In the nature of the case the reformation was possible only through the help of foreigners, men of many nationalities and many gifts. On the whole, Japan was well served and faithfully. Army, navy, the departments of Government, the postal service, commercial enterprises, the educational system, agriculture, medicine, manufactures, architecture, religion, even distinctively Japanese art and the work of the artisan and the study of Japanese literature, history, and grammar, were all influenced, and in some cases completely reorganised by foreign residents. How large and efficient was the service rendered will never be known, for as matter of course the foreigner is ignored and forgotten, and the honour is for the people shrewd enough to engage his services. Yet here, too, history repeats itself, for who remembers the Italians who helped the great Mogul to decorate Agra and Delhi, or the multitudes of men who have added lustre in all lands and times to alien Courts? If one seeks fame or permanent recognition it must be among men of his own blood, for even after distinguished services abroad he remains an alien, unless, completely identified with the people he serves, he loses his old nationality in the new. Then, though he may make a lasting place for himself, it is at the cost of remembrance in his native land.

If Japan knows well how to employ foreigners and to profit by their aid, it knows also how to dispense with them. Engagements are short, seldom for more than three years, with renewals only from year to year, and no hesitation in ending the engagements if a better or more promising candidate for the situation can be found. I know of no instance where a foreigner has been given power. He can only advise a native who is in control, a control made independent of foreign advice at the earliest moment. The intense earnestness shown by students, the eagerness with which they gave themselves to their tasks, and their impatience with the ordinary processes of education, came in part from their anxiety to rid themselves of foreign tutelage, for Japan for the Japanese was their guiding principle.

Naturally such attempts sometimes came too soon, and an impression of superficiality and self- assertion was made on critics. Nor is it strange that Japanese and foreigner did not agree as to the time when the former was able to get on without the latter. The foreign community could never be brought to see that its members had ceased to be indispensable, so when the control of the post-office went completely into native hands we should never get our mails, and when the English engine-drivers were sent home we should never ride from Yokohama to Tokyo in safety, and when the army and navy foreign missions were given up efficiency would end. Above all, when extra-territoriality should be surrendered, justice would for ever fail. So foreigners prophesied, and one still meets residents of the East who cannot restrain their bitter criticism of the self-assertion, superficiality, and self-conceit of the Japanese. The front of the offending is that in their own land they claim for themselves what Americans, Englishmen, Germans, and Frenchmen take as matter of course, control of their own affairs and of the foreigners within their bounds. We Occidentals are so accustomed to rule not only ourselves but all others, and to assert so unhesitatingly our superiority, that we are amazed at the self-conceit of another race which dares to treat us as equals. Judged by his own estimate of his services, the foreigner has had neither honour nor emolument sufficient, he has been dismissed while still his services were needed, and his labours have been reckoned to the credit of his employer, but, judged by the treatment the foreigner receives in other alien lands from men of his own colour and blood, he has fared as others fare, and the Japanese have been considerate, faithful to their engagements, and ready to render a modest modicum of honour when it is due.
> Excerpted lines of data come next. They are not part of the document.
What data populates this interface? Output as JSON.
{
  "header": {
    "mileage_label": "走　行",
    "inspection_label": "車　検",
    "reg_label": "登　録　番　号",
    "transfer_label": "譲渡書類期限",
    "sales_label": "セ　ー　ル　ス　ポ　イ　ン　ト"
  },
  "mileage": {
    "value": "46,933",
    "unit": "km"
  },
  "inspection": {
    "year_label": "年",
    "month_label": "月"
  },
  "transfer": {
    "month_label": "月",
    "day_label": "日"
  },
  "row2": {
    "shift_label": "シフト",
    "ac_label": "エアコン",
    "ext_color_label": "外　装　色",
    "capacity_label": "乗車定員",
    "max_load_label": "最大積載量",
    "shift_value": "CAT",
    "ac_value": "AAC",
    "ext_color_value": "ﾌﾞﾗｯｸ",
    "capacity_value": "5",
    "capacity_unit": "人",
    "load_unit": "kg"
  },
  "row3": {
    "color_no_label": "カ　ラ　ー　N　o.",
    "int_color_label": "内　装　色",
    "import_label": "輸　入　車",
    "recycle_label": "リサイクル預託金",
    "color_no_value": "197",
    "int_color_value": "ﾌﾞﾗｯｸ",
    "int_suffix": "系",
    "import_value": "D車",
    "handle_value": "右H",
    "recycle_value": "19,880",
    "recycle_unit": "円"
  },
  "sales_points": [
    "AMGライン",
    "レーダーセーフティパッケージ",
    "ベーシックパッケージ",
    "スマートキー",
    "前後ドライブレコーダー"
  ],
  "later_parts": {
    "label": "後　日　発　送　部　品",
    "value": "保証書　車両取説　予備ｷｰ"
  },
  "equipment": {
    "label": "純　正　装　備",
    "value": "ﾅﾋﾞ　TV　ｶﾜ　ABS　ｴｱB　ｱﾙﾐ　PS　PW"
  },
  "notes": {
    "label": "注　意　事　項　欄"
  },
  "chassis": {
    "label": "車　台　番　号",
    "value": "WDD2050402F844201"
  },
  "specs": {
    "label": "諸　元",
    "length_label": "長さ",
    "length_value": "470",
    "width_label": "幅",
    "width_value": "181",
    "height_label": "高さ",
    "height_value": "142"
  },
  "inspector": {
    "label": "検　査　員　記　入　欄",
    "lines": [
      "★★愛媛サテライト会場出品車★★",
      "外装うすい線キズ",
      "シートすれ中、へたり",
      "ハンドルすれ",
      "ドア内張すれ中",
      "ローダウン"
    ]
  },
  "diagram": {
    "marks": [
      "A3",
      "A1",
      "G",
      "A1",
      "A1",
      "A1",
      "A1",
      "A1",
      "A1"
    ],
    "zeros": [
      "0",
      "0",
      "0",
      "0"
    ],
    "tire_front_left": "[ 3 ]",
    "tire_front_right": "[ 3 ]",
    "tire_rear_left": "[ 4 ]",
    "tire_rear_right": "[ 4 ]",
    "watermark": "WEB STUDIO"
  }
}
One cannot pass over the service of missionaries, especially when one has been a missionary himself for fifteen years. Some would have us think the reformation has been due to their labours chiefly, and others that they have accomplished nothing. We already know the forces which brought about Japan's transformation, and we can readily understand that these forces carried with them a large opportunity for the missionaries, an opportunity which was seized eagerly. For when the ports, in 1859, were opened to foreign residents, missionaries were waiting to enter them. Nor were they men of inferior attainments and talents, but worthy representatives of the great Churches which sent them.

In Japan they were not of it: a law forbade the profession of their religion, and prejudice hindered their access to the people. Only after the revolution was there opportunity for open work, and during the intervening years they were criticised for doing nothing. But they learned the language, wrote a dictionary, and broke down prejudice. One of them, Dr. Verbeck, gained the confidence of the rulers of the Empire, and in high positions rendered Japan services which were greatly esteemed and are gratefully remembered; another, Dr. Hepburn, gained a national reputation as a skilful physician and a broad-minded philanthropist, and a third, to mention no more, Dr. S. R. Brown, trained a group of young men who have been prominent in many positions of influence.
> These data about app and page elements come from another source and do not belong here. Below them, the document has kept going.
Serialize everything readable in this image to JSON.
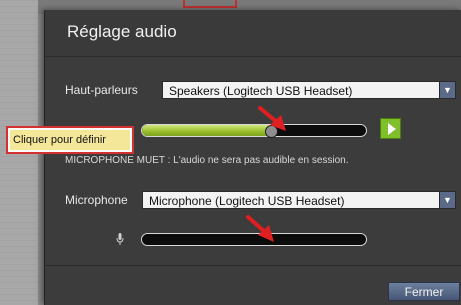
{
  "dialog": {
    "title": "Réglage audio",
    "close_label": "Fermer"
  },
  "speakers": {
    "label": "Haut-parleurs",
    "selected": "Speakers (Logitech USB Headset)",
    "volume_fraction": 0.58
  },
  "tooltip": {
    "text": "Cliquer pour définir"
  },
  "mute_note": "MICROPHONE MUET : L'audio ne sera pas audible en session.",
  "microphone": {
    "label": "Microphone",
    "selected": "Microphone (Logitech USB Headset)",
    "level_fraction": 0
  },
  "colors": {
    "annotation_red": "#e02020",
    "slider_green": "#9cc02e",
    "button_blue": "#5a6a88"
  },
  "icons": {
    "speaker_test": "play-icon",
    "mic": "microphone-icon",
    "dropdown": "chevron-down-icon",
    "annotation": "arrow-icon"
  }
}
After the prohibition of Christianity was repealed, in 1872, and as the people turned to the West for guidance and instruction, the missionaries were overwhelmed with students and inquirers. Their students and the first converts were samurai, so that they exerted an influence quite out of proportion to their numbers. Soon native churches were established and a native Christian literature created. In all walks of life Christians were found, but especially among the educated, so that in the Diet, on the newspaper press, in official positions, in schools, and in literature they have made their mark. For not only were the first converts students, but many men who went to America and England came back Christians.

The results have been many. Congregations have been organised, a Christian literature has been written, Christian schools have been established, and the varied activities of the Church set going. In all excepting, perhaps, the education of girls, the Japanese are in the lead, and the foreigner, as in other departments, is helper and not director. But beyond these direct results an influence has been exerted on public morals, creating a new sentiment as to woman, as to the claims of the sick and the outcast, and, in general, exciting activity in philanthropic labours for the betterment of the suffering and the distressed. Besides, Buddhism has been forced to new life and a measure of reformation, as it follows the Church in establishing associations for young men, schools, philanthropic societies, and even foreign missions. A most thoughtful and widely read man,-thoroughly versed in Eastern literature as in Western philosophy, science, and theology,-at once a Christian and a fine representative of the genius and the traditions of Japan, tells me that the highest gift of our religion is the awakening of the personality. The universe, to the East, has been a vast system and man its highest, though temporary, expression. But, to the Christian, man gains a new value - as the child of the eternal Father.

In religion as in all else one hesitates to prophesy, but if we may judge from the past and from our knowledge of Japanese nature, we may venture to predict that Christianity will win large and direct success only as there arises some native apostle who shall command the confidence and excite the enthusiasm of his countrymen. Already there are competent leaders who have proved what men of self-sacrificing devotion and of strong personality can accomplish, but the turning of the nation to Christianity can be the work only of a Japanese St. Paul, Luther, or Wesley.

The new Japan is not picturesque like the old: the foreign costume is still ill-made and awkwardly worn, the old castle walls fall into decay, the feudal mansions are replaced by ugly barracks, and two-sworded samurai no longer swagger in the streets; the dual Government with its mystery is gone, and the daimyo are unromantic men of wealth living in new houses built in a semi-foreign style. The romance disappears, but instead there is the throbbing young life with its chivalry and patriotism, as intense as ever the fathers felt. Transitions are unlovely, but in this bustling, unpoetic new Japan is the promise of better things than old Japan has ever known.